clock menu more-arrow no yes

Filed under:

Mike Brown has good explanation on voting against ending NFL Blackout Policy

New, comments

The Bengals don't mind the blackout policy being suspended. It's the other part of the proposal that Mike Brown didn't like.

Frank Victores-USA TODAY Sports

The NFL voted to suspended the league's lockout policy on Monday after a 31-1 vote to nix television blackouts for one year.

We bet it won't take you long to guess who the one vote against the proposal was...

Mike Brown and the Bengals were the lone "no" vote, but they weren't actually against suspending the blackout rule. Instead, Brown was against the proposal because of the revenue-sharing the NFL imposed:

"I didn’t vote against lifting the blackout as much as I voted against they tied to it a requirement that teams that are low-revenue teams, teams that aren't selling out, have to pay a higher visiting  team share," said Bengals president Mike Brown shortly after the vote at the Arizona Biltmore.
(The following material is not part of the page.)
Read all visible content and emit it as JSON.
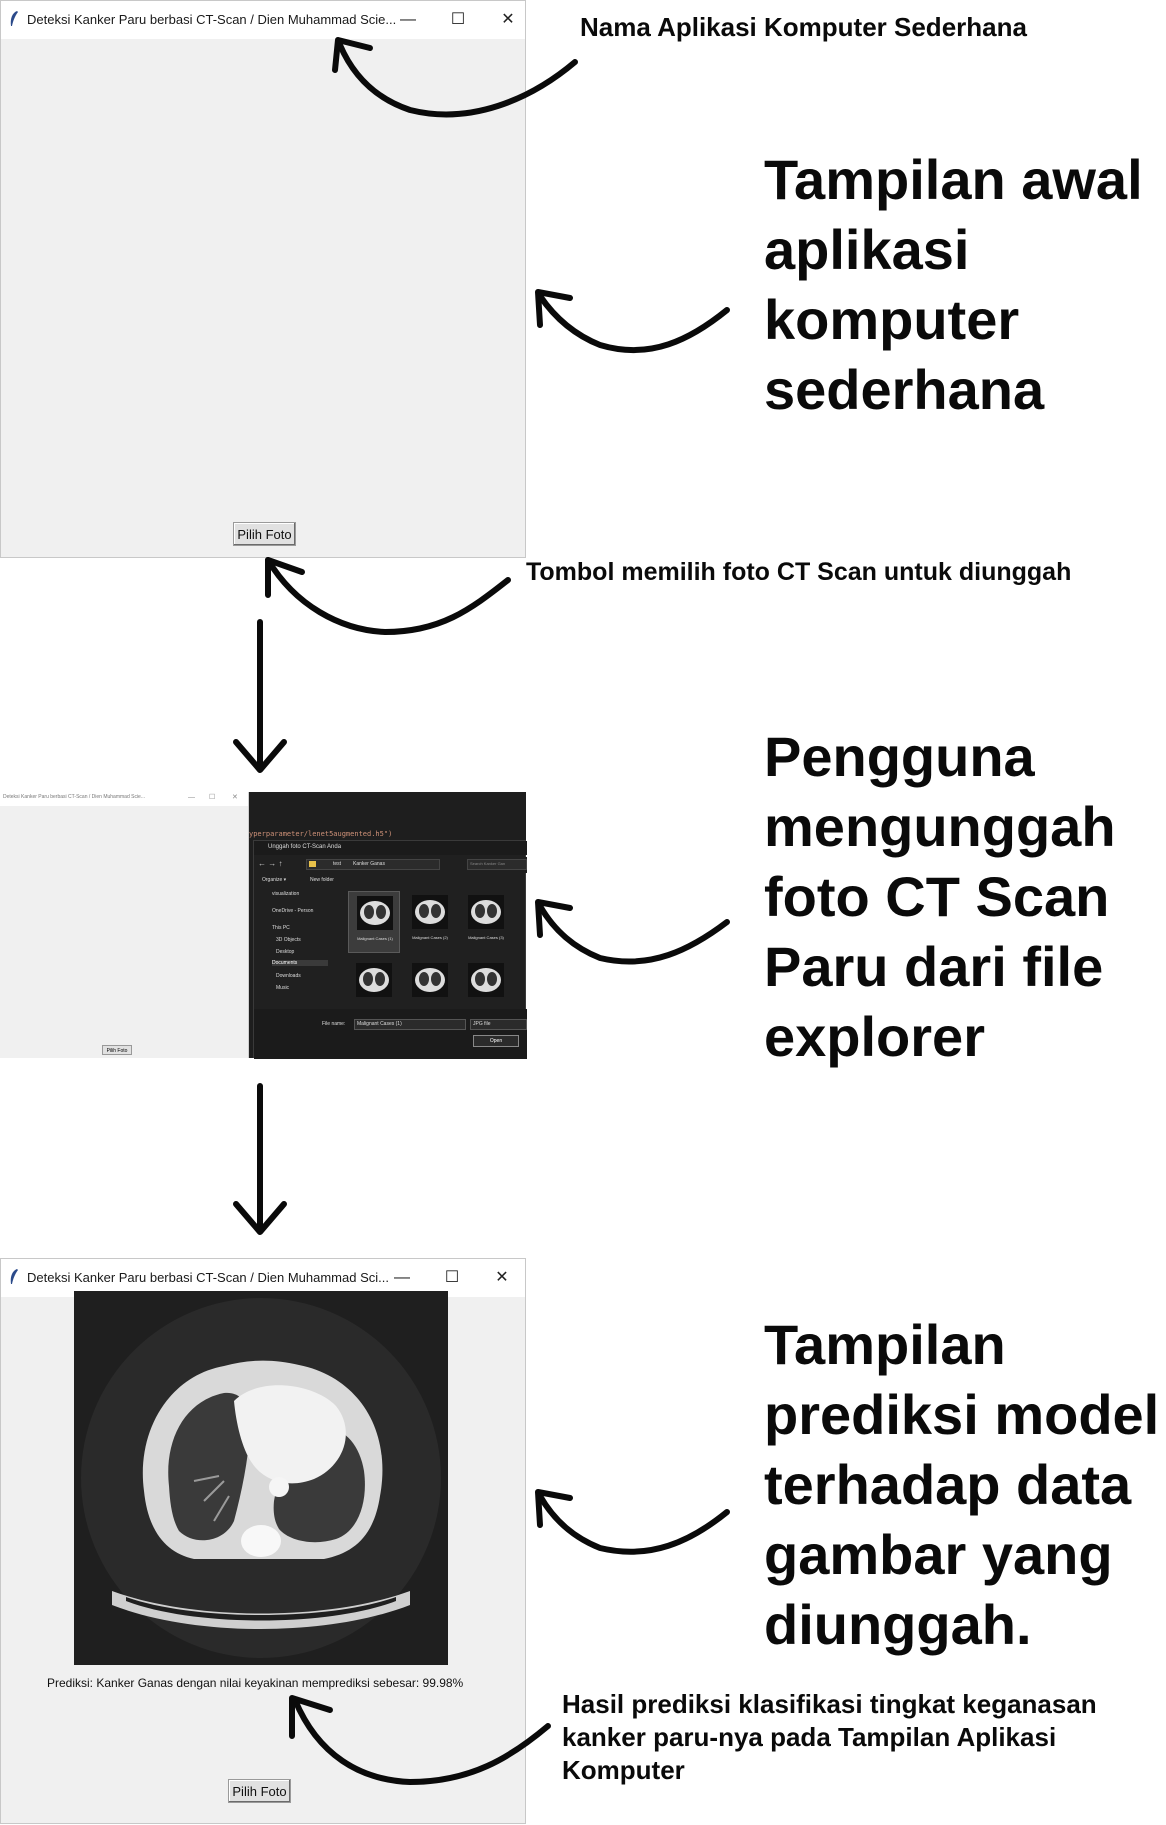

"I find that discriminatory. I object to it. I think all teams should pay the same visiting teams share. I asked if that could be separated out. There didn’t seem to be any interest in separating it out. It was joined in the resolution on the blackout together with lifting the blackout rule.  So just to be consistent with what I said, I voted against it on principle. If it had been just the blackout rule standing alone, I would have voted to terminate the blackout. But it wasn’t."

Paul Dehner at the Cincinnati Enquirer provided a good explanation as to why this rule would be unfair to home teams who don't reach the current 85-percent threshold required to prevent a blackout:
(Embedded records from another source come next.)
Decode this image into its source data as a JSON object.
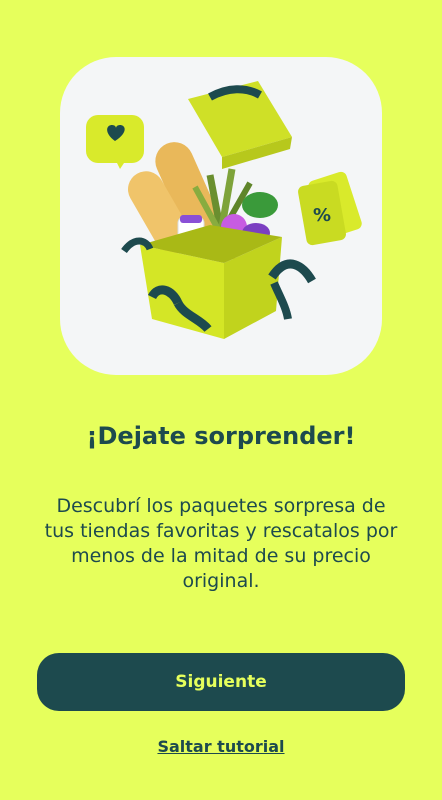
{
  "onboarding": {
    "illustration": "gift-box-with-groceries",
    "title": "¡Dejate sorprender!",
    "description": "Descubrí los paquetes sorpresa de tus tiendas favoritas y rescatalos por menos de la mitad de su precio original.",
    "next_label": "Siguiente",
    "skip_label": "Saltar tutorial"
  },
  "colors": {
    "background": "#e6ff5c",
    "primary": "#1d4a4e",
    "card": "#f4f6f7",
    "box": "#d4e626"
  }
}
The basics of the club's problem are that historically, all revenue from ticket sales have been shared by two-thirds for the home team and one-third for the visitors. That will still be in place here. However, a new addition connected to this vote requires the revenue shared with the road team be no lower than 85 percent of stadium capacity.

So, if a team only sold out 80 percent of the stadium, it would still have to share an 85 percent number with the visitors and essentially purchase five percent of the empty seats.

It makes sense that Brown doesn't seem concerned with the blackout policy itself. After all, they've sold out 19 straight games in the regular season and postseason since their last blackout against the Oakland Raiders in 2012.

It also makes sense that he doesn't want to be on the hook for paying for empty seats.